Annuals match big production with their big sound, improving on their already impressive talents.
As good as Be He Me is, it doesn't quite do justice to the pure size of Annuals sound. But on the Wet Zoo EP, the production is much brighter and more polished, and the band doesn't lose any energy in the sheen. "Sore" shows their ability to build a song in degrees from small acoustic number to giant arena-sized rock song. "Around Your Neck" is a foot-stomping number, maybe the fastest they're recorded yet, and it sets up nicely the muted sounds of "Just Stay In". Particularly striking is how singer Adam Baker emerges as more of a band leader on the EP. His vocals are high in the mix, and he has all the built-in charm of a front man.
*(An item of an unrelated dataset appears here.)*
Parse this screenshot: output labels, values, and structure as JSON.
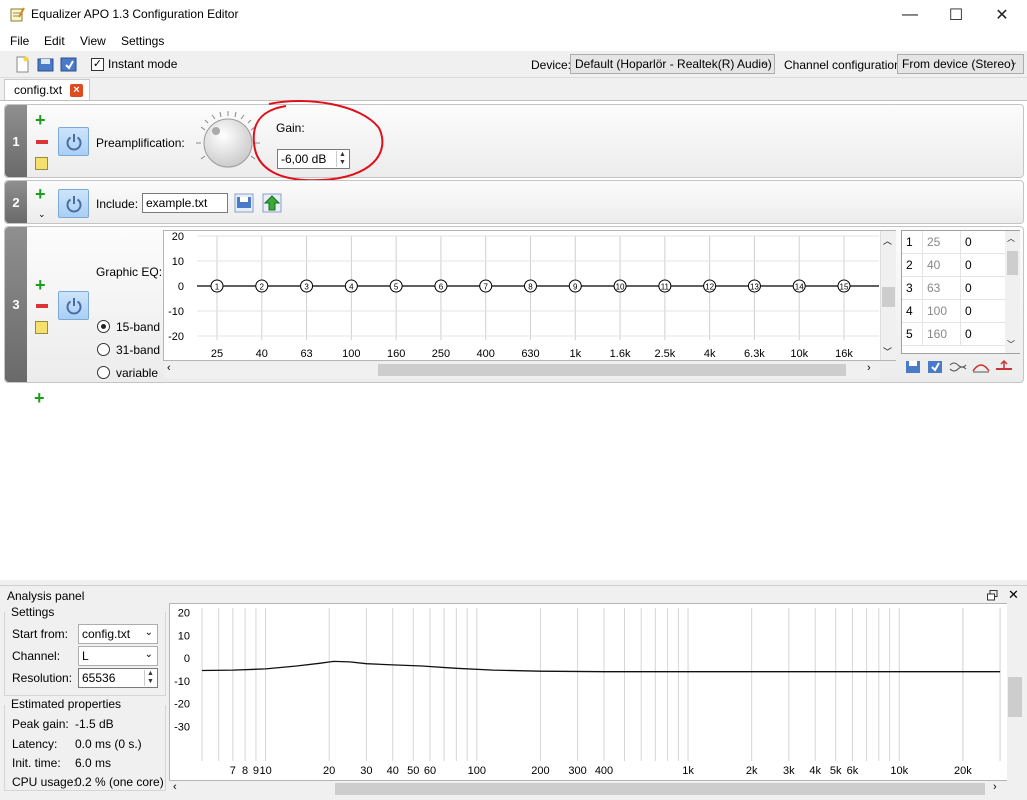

Annuals sound less like a collective here, and more like Baker's band. In three songs, the band puts all their strengths on display and shows that, in spite of indie aesthetics, bigger and brighter production is sometimes the answer. Sunfold is the band's side project, which just shuffles the line-up around and puts guitarist Kenny Florence in the lead singer/songwriter spot. Their two songs are solid, but more straightforward power than the Annuals stuff. The elements are catchy, but a little simple. The Sunfold sound is nice, but they sound like a project that is still figuring itself out. Taken as a whole, the EP is a well-executed but a slight release. If it is meant to stand on its own, it falls a bit short of the mark. But if it is meant to build some buzz for the next Annuals full-length, then Wet Zoo is a total success.